(Records from a data source)
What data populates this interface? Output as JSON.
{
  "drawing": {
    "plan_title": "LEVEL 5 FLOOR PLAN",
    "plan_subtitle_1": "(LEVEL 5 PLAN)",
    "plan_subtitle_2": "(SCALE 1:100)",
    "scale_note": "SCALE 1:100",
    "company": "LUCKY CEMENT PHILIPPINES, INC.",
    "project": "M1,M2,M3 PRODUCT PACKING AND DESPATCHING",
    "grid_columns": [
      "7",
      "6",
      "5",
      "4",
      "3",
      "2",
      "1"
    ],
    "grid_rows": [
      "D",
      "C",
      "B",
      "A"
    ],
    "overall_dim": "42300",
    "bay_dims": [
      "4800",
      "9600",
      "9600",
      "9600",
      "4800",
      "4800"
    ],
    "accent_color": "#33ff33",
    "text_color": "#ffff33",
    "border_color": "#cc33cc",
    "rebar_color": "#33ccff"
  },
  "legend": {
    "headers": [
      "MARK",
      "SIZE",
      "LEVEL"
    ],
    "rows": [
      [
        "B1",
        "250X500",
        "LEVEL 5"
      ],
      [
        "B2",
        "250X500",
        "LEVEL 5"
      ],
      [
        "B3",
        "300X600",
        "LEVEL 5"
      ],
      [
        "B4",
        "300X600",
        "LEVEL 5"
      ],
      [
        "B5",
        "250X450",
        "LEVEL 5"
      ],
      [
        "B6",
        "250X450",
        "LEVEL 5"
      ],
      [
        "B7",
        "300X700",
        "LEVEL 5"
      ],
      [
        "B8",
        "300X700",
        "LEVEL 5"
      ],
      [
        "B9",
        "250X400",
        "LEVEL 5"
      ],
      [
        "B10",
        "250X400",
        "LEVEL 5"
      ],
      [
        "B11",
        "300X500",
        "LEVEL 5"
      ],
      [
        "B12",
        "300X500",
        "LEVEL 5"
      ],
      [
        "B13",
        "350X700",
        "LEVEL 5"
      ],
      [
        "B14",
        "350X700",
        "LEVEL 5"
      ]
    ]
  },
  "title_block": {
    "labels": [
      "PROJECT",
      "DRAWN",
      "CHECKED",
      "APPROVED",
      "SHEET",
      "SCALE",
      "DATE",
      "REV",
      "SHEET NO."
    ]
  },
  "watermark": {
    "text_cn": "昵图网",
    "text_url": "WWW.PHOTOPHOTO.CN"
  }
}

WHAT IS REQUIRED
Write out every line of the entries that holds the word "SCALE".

OUTPUT FOR THIS TASK
    "plan_subtitle_2": "(SCALE 1:100)",
    "scale_note": "SCALE 1:100",
      "SCALE",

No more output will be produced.